Words Aloud 13 Spoken Word Festival Artistic Director Terry Burns in conversation with poets Sue Goyette and Brian Henderson. The Garafraxa Cafe, November 4, 2016, Durham, Ontario, Canada.
LOCP Member: Brian Henderson
Marks by Brian Henderson
Within a steep or stretched charm Slight variation circulates Going underground at the sigil Of the future aspen colonies That can be thousands of years old Though human-spanned trees but Not quite so fast the end all of each singularity Burst catkin departure Of a loved one as if Clouds … [click for more]
Brian Henderson on Brick Books.
Brian Henderson has been a Governor General’s Award finalist (Nerve Language, Pedlar Press, 2007) and a finalist for the CAA Chalmers Award for Poetry (Sharawadji, Brick Books, 2011). [read more]
Brian Henderson on Required Unrealities
Posted by H. L. Hix | Category: Q&A
H. L. Hix: “As if” recurs frequently in English usage, so I don’t want to attribute to it more importance than you mean for it to have, but it seems to have unusual importance in these poems: [read more]
Now available from Brick Books: Unidentified Poetic Object, about which Jeanette Lynes has this to say:
“Prismatic, at times apocalyptic, always sharp, Brian Henderson’s poems range through physics, visual art, philosophy, history, and, of course, poetry, to probe the locales where worlds slip into other worlds. … [read more]
Posted by Vallum Staff in Featured Interview
Brian Henderson is a poet based in Ontario. His poem “The Incommensurate /” was the runner-up for the Vallum Award for Poetry 2017. With the deadline for this year’s Vallum Award for Poetry quickly approaching, we caught up with Brian to discuss his process and the role of poetry in today’s world. [read more]
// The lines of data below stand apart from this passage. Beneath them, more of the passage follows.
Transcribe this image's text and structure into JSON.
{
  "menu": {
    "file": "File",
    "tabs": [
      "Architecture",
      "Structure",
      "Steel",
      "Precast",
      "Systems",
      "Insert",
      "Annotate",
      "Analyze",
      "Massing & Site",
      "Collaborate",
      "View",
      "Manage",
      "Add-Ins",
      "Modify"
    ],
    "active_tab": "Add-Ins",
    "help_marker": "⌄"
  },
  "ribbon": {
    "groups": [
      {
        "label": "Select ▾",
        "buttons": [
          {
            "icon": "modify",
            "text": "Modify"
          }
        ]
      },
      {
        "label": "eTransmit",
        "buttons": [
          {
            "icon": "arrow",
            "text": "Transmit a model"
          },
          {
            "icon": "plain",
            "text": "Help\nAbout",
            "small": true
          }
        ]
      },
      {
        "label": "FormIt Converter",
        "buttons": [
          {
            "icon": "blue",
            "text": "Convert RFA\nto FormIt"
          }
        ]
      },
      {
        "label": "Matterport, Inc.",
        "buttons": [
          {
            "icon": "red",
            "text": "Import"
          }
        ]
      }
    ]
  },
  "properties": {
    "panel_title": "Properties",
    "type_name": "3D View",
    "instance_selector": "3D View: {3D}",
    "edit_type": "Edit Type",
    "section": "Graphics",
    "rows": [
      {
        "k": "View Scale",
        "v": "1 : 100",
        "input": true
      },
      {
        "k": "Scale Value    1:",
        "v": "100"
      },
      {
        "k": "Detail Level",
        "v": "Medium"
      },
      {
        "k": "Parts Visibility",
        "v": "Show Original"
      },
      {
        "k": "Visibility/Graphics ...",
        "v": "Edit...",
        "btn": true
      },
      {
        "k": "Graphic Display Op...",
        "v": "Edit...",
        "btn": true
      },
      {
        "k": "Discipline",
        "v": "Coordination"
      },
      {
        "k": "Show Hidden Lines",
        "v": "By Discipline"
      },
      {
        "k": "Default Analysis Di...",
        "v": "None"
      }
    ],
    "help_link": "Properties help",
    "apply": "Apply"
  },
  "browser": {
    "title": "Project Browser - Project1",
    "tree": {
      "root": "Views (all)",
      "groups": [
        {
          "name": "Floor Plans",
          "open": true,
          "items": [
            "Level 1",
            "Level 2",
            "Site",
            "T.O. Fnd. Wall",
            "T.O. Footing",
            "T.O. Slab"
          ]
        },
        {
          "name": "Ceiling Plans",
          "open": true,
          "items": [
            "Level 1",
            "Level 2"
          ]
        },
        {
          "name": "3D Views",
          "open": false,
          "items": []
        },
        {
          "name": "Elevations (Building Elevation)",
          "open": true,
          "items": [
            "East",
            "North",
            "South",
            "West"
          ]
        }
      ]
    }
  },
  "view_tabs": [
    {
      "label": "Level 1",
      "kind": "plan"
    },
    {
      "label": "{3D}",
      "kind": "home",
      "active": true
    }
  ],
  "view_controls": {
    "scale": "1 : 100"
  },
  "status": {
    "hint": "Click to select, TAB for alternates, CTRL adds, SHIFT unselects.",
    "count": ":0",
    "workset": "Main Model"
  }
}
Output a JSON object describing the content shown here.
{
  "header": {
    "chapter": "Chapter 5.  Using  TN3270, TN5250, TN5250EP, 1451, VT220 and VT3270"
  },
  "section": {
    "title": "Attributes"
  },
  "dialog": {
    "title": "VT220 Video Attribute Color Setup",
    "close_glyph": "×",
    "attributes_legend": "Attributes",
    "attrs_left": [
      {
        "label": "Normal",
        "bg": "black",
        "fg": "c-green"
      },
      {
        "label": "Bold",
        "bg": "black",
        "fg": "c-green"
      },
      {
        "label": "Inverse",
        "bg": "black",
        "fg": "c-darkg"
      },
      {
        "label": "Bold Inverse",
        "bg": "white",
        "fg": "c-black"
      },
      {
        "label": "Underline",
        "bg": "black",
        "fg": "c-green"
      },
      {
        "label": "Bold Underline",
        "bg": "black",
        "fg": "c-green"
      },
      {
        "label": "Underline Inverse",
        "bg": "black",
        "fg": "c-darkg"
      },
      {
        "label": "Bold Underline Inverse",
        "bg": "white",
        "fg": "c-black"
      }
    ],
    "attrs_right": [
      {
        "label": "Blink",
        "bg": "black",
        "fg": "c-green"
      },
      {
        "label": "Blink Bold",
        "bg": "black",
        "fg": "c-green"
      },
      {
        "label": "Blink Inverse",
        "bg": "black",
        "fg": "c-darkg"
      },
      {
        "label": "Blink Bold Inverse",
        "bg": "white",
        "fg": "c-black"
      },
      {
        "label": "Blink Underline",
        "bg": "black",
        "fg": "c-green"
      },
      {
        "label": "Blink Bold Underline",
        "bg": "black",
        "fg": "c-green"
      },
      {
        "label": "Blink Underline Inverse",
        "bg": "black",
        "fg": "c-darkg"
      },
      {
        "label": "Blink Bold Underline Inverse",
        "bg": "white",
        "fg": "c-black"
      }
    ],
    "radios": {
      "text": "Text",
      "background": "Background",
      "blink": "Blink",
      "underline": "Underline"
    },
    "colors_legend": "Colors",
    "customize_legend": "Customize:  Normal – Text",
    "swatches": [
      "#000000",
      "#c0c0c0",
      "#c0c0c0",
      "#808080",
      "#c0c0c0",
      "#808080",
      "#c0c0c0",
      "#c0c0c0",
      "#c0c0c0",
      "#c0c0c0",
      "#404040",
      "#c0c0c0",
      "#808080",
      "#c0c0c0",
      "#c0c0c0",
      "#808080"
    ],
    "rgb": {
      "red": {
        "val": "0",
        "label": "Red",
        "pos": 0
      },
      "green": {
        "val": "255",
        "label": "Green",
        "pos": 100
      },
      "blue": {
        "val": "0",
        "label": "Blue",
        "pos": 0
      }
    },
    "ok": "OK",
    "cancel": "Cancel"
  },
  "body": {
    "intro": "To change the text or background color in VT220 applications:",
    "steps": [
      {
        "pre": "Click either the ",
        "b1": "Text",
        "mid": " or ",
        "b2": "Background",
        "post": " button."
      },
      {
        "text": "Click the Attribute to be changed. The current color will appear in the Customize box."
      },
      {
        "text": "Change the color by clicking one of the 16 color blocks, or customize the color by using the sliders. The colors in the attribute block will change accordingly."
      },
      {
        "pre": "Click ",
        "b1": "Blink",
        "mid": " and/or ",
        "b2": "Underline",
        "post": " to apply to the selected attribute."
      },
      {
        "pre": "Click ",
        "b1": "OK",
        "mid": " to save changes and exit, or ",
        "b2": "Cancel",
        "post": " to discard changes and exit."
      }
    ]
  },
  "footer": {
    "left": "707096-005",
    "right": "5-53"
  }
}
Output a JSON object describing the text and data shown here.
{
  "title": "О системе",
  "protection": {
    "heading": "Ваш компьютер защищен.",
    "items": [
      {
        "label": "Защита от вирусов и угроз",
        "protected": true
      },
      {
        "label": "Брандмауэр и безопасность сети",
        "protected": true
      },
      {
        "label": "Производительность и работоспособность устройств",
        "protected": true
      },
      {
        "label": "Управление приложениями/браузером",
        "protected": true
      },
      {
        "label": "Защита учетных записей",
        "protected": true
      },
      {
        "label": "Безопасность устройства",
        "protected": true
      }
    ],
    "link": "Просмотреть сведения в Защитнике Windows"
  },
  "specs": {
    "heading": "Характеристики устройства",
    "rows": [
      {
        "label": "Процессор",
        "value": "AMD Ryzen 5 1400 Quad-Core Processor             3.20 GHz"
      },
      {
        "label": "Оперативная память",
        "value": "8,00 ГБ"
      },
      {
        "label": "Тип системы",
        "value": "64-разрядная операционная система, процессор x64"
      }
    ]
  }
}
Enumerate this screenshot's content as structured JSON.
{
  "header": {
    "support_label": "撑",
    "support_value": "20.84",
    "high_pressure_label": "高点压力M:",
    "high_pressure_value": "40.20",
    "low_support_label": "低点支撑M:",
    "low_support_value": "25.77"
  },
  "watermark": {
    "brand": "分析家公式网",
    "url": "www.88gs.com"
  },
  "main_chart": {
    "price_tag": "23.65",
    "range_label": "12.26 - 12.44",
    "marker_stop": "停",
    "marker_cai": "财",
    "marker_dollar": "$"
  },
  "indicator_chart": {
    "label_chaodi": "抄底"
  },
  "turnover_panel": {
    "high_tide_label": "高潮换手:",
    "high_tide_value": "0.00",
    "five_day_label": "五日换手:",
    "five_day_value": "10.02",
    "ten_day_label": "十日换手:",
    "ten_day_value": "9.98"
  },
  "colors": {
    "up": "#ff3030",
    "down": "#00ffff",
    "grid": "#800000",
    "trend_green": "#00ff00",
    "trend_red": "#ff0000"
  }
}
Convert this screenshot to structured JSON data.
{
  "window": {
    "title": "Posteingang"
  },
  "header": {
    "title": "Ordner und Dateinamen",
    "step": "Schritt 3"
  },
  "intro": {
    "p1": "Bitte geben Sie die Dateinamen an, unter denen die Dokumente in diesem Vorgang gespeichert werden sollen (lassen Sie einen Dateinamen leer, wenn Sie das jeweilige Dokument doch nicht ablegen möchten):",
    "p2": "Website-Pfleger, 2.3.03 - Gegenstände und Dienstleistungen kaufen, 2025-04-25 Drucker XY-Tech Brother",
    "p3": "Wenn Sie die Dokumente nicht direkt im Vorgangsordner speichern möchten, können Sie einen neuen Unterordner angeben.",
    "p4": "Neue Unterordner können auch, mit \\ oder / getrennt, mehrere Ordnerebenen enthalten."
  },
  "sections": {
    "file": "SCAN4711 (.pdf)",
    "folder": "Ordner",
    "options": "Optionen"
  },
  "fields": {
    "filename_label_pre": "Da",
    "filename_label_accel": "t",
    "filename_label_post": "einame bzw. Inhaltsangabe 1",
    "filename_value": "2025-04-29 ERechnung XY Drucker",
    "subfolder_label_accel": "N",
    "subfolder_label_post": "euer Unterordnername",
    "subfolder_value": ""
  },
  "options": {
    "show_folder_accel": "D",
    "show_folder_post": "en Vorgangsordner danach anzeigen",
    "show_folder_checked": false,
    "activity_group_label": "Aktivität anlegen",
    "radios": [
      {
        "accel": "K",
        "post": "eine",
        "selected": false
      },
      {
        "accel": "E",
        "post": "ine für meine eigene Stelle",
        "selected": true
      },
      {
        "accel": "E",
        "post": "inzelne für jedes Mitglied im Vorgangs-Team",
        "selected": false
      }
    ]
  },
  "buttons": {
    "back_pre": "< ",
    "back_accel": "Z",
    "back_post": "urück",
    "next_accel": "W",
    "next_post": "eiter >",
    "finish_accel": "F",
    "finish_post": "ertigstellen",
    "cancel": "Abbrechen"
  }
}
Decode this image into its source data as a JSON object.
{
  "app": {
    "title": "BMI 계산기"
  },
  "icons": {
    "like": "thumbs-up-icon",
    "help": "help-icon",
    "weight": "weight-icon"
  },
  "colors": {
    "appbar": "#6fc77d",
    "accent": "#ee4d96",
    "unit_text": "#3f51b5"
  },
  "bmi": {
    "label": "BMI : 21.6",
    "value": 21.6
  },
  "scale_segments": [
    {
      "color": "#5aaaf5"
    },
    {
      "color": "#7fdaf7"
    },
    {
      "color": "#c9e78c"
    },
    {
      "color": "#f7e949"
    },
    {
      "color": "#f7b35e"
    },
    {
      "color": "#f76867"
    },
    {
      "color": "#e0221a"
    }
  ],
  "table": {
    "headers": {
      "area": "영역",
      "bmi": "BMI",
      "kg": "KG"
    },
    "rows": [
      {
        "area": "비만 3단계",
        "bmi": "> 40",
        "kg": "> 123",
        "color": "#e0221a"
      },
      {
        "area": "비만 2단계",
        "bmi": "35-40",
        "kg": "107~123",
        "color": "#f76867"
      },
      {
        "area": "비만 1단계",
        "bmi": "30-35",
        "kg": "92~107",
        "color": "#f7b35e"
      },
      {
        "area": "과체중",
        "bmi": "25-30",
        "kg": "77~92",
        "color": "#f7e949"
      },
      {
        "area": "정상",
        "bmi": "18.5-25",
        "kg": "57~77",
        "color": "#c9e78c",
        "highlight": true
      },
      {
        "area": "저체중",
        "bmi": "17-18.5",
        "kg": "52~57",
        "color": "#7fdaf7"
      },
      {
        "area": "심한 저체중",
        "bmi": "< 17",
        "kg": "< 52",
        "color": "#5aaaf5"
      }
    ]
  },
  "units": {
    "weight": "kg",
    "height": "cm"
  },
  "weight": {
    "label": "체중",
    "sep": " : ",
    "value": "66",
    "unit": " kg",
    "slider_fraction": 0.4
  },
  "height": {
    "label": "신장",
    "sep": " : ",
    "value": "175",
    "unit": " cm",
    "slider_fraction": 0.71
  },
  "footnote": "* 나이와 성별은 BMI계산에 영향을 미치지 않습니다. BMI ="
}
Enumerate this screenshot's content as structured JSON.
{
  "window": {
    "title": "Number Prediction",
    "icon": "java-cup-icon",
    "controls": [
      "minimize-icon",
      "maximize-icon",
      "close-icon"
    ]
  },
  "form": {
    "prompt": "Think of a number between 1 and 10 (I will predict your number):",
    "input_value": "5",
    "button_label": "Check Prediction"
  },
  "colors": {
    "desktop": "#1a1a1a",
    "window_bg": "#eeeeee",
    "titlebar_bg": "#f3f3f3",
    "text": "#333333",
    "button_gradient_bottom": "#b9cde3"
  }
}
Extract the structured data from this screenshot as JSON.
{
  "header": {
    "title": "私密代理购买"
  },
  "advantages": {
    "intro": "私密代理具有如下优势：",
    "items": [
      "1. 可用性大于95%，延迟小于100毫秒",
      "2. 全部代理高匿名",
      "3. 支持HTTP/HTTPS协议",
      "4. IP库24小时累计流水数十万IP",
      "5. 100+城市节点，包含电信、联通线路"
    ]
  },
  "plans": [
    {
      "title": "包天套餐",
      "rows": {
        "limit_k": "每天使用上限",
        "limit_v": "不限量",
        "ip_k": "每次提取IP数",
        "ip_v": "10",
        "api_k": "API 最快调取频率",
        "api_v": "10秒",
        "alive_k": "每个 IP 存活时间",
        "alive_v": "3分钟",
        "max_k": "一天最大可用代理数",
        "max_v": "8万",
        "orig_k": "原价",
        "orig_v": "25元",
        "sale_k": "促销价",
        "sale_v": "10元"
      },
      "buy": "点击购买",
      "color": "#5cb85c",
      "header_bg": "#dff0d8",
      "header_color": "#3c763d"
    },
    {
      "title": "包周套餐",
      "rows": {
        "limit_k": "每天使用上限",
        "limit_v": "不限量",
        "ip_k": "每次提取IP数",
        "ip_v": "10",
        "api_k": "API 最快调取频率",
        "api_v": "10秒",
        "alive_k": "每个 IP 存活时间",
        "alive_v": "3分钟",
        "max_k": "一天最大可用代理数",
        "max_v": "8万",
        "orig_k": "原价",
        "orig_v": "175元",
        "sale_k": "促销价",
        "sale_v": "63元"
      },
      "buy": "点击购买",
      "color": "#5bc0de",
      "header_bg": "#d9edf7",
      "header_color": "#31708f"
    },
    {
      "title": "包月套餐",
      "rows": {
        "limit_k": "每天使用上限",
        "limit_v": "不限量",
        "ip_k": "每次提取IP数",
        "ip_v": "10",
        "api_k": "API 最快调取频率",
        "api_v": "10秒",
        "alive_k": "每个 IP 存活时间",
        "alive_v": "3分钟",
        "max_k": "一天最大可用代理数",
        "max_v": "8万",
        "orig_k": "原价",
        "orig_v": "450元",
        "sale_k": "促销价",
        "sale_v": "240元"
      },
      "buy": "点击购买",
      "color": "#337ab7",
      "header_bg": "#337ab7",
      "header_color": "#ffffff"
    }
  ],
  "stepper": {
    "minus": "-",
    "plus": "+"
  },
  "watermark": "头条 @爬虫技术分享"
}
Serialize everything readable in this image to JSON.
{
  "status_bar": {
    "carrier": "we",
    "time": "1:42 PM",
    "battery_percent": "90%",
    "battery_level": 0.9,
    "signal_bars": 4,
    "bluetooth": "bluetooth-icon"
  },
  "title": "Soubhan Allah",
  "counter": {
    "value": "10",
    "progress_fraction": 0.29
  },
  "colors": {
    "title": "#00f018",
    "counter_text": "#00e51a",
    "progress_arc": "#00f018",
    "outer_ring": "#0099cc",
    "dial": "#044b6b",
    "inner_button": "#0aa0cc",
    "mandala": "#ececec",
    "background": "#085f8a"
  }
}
Dictionary of Overlapping Things /
Thoughts like trains departing
At various times and the previously
Departed can sometimes be
Overtaken by the just now thought and vice
Versa given variations in speed such
That collisions occur or correlations
Originally published in 1987 by Toronto’s Underwhich Editions, Henderson has augmented the original with several recent poems and an afterword for this new edition. Each poem is crafted as a letraset-based mandala responding to the shape of the individual letters.
Q: How does a poem begin?
BH: Really, I have no idea. A poem can begin anywhere, and often seemingly out of nothing: I wake up in the middle of the night with a phrase; I’m out for a walk and there’s a rhythm that loops in a few words after a while; an image mirages as a response to … [read more]
Brian Henderson is the author of 10 collections of poetry, one of which, Nerve Language, was a finalist for the Governor General’s Award and about which the jury wrote, “Terrifying and beautiful, the language…is an incendiary crossing of wires…[read more]